From the data below, copy out every line in which the word "JSON" occurs.
Top of RECORD EXTRACTS
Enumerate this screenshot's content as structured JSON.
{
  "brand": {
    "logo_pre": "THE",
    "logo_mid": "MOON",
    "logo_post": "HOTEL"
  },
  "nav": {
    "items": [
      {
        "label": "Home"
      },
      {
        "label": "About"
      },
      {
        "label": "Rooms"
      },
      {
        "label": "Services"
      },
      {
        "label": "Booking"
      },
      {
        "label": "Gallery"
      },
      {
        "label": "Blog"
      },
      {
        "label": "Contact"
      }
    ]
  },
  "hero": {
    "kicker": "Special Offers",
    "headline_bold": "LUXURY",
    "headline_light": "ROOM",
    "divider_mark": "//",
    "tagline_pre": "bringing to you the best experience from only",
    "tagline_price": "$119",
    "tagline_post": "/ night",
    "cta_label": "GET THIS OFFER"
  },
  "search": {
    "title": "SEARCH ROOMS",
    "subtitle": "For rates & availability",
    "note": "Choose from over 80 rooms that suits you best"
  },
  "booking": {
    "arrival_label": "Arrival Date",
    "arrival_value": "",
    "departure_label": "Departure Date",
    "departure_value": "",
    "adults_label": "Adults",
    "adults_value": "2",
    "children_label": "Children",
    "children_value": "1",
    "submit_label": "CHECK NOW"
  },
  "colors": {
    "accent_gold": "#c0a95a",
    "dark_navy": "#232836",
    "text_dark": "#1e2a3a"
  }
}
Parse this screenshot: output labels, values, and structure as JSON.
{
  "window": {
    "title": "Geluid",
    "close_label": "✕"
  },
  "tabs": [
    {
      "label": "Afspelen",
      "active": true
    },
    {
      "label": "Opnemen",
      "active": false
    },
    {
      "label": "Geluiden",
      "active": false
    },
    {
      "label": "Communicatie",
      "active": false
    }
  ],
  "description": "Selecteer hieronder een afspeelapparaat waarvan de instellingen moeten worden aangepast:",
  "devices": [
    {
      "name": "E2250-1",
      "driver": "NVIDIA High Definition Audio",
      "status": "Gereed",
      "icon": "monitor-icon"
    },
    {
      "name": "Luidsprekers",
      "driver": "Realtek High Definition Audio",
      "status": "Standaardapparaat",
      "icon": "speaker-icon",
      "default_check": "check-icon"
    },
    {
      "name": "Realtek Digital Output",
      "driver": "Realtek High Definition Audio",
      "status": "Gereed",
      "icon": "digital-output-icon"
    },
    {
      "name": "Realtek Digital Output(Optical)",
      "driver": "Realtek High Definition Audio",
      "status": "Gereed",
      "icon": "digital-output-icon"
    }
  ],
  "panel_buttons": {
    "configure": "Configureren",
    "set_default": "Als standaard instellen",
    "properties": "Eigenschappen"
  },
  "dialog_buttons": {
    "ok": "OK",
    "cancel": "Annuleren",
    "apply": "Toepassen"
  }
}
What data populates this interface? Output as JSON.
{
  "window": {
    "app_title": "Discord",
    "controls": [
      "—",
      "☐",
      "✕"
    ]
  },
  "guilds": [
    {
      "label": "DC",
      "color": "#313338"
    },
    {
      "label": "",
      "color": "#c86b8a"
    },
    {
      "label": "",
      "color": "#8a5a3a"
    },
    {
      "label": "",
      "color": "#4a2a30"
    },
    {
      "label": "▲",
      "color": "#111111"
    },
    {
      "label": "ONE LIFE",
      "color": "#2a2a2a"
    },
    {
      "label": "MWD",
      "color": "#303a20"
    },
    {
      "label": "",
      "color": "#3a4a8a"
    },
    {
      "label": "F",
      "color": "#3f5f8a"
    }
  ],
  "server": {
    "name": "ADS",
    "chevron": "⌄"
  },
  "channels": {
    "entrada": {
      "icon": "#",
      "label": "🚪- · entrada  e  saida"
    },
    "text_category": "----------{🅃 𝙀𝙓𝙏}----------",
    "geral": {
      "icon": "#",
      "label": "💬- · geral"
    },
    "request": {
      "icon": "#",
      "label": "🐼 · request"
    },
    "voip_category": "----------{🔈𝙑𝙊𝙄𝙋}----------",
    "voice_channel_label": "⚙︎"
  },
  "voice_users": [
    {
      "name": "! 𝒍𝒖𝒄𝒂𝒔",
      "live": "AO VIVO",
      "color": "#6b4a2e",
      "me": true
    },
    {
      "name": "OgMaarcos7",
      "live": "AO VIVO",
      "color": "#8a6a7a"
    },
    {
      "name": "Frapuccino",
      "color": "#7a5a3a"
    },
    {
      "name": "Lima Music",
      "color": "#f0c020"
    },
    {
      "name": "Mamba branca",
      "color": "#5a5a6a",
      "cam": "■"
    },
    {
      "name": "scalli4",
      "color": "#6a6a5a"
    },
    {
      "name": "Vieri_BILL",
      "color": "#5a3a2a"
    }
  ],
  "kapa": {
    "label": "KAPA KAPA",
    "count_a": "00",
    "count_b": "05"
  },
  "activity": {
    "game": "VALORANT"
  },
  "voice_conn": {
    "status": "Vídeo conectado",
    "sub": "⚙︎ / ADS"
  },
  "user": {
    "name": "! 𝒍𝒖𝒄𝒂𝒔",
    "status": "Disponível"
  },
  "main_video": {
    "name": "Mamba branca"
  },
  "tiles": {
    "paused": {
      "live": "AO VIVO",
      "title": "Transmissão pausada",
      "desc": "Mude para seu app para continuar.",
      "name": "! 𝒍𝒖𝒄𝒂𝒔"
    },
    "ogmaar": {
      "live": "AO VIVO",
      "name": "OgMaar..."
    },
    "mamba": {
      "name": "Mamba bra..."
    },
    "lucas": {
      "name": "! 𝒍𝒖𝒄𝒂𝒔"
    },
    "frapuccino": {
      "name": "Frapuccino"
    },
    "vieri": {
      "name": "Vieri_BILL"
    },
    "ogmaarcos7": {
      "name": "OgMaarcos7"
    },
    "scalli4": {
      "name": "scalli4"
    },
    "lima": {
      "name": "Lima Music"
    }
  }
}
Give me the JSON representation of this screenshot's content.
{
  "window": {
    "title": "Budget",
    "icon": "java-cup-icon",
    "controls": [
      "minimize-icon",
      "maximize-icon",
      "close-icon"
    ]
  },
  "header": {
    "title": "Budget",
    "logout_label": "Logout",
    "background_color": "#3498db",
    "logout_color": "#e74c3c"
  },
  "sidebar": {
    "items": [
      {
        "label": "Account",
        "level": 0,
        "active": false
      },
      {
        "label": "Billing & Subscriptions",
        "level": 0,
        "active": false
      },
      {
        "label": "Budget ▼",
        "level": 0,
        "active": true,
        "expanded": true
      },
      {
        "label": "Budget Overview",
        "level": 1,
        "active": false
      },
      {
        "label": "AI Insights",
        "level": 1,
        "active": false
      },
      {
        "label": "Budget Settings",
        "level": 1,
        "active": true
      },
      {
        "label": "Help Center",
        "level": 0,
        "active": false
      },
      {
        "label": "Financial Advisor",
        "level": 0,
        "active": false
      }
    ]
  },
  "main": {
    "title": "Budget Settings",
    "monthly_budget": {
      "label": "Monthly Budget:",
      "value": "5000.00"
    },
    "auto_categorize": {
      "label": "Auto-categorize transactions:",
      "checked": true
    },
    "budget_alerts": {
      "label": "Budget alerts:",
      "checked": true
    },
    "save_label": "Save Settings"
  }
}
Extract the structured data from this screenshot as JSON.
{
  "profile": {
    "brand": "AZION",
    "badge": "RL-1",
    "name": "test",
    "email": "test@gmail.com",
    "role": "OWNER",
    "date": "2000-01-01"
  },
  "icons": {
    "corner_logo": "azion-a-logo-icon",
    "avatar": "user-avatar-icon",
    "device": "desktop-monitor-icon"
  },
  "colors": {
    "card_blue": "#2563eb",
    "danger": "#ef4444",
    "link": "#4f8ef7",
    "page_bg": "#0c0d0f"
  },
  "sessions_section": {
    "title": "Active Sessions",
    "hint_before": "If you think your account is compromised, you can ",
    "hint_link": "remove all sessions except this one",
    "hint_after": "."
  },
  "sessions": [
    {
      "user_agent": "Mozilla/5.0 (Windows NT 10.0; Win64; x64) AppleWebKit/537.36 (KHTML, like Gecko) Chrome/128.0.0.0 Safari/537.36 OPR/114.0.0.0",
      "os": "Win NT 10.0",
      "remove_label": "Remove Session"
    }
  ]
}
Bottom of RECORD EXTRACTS
▸ **RESPONSE TO THE TASK**:
Enumerate this screenshot's content as structured JSON.
Parse this screenshot: output labels, values, and structure as JSON.
What data populates this interface? Output as JSON.
Give me the JSON representation of this screenshot's content.
Extract the structured data from this screenshot as JSON.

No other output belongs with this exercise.